I'm beginning to feel once again that Teague was a bad draft pick. Not because he doesn't have talent, but because he's too young to ever garner enough respect to break the Woodson/Johnson 4th quarter strangehold on the offense. I'm finally on the Ty Lawson bandwagon - I watched him play the other night and he commands the team to run the plays they are supposed to, not what the franchise player demands. Neither Bibby or Teague are strong enough PG presences to ignore JJ or Woody when everything highlights that we should. Put this on the watch list for the rest of the season and particularly in the postseason.

Bret LaGree said...

It wasn't fun to do but it is nice to get some confirmation that my initial analysis (in this case) wasn't crippled by bias.

I don't think it's fair to make any sort of firm evaluation regarding Teague or the handling of Teague this season. The only point guards drafted in that range of the draft who have been even average NBA players as rookies are Chalmers, Duhon, and, this year, Lawson. Each older and more experienced than Teague.

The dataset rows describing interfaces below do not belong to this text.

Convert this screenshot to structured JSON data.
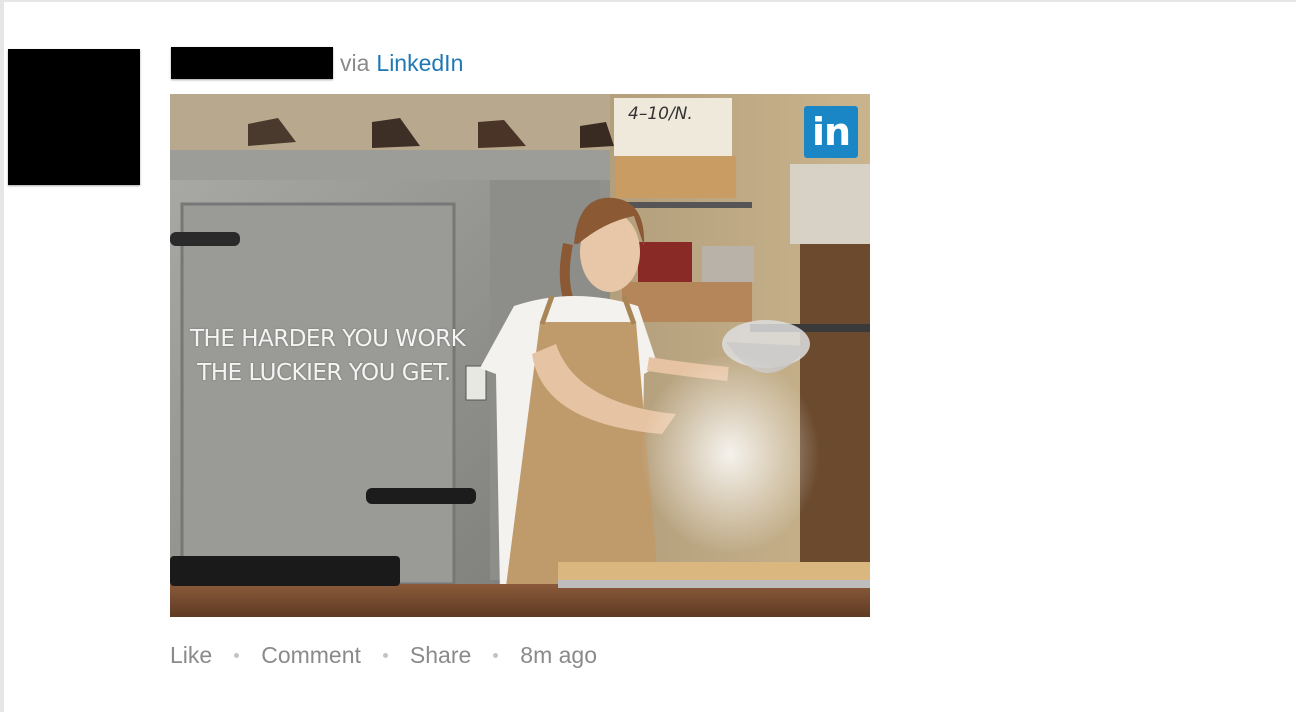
{
  "post": {
    "via_text": "via",
    "source_name": "LinkedIn",
    "image": {
      "overlay_line_1": "THE HARDER YOU WORK",
      "overlay_line_2": "THE LUCKIER YOU GET.",
      "box_label": "4–10/N.",
      "logo_text": "in",
      "logo_color": "#1b86c6"
    },
    "actions": {
      "like": "Like",
      "comment": "Comment",
      "share": "Share",
      "timestamp": "8m ago"
    }
  },
  "colors": {
    "link": "#1f78b4",
    "muted_text": "#8a8a8a"
  }
}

It's not that Bibby and Crawford don't have overlapping weaknesses (Personally, I'd leave Bibby out there and play Williams ahead of Crawford down the stretch. Bibby at least knows his limitations and tries to compensate as best he can while Crawford tends to go into a trance when the other team has the ball, not that any of these guys would be on the team had I any influence over personnel decisions in the first place.) but I think that it's pointless to hope that Mike Woodson, much as he's improved in some areas, is going to become a micro-tactical dynamo and attempt to plug players into specific situations. Guys get roles and they stay in roles. Overall, Teague's role is most likely largely commensurate with his ability at this point.

CoCo said...

Luv you make an interesting point about Bibby nor Teague being strong enough to ignore JJ. That's the biggest problem, but it's not just limited to Bibby and Teague. I don't think anyone (players or coaches) has the balls to ignore JJ. Like I wrote earlier this season, they are content to let Joe shoot them out of games. Teague isn't going to be a factor, I've pretty much accepted that. However, the rest of those guys better grow a pair and demand some respect from the coach and max player. It's not fair to them that Woody is so loyal to Joe that he'll let him ruin winnable games for them. He won't bench him under any circumstances, yet he'll do it to the other players without pause. Woody will not be coaching this team next year at this rate.

Hawksgirl said...

I hate statistics(mainly because i get a headache) but these open up your eyes. I usually just read and don't comment but thanks for the originality. I feel now that joe needs to trust his team and maybe, just maybe, woody will follow. And coco, your right woody will not bench him. But will bench someone else in a second. I just hope woody comes to his senses.

Pearson said...

Thanks for all the hard work you put in to find these numbers, Bret. And yes it does prove what we thought we were seeing already. Its alarming how terrible the free throw rate was in those after portions. I have thought that we haven't gotten to the free throw line enough this year as a whole, but its going to continue to be tough to pull out close games when we aren't going to the line for some easy points.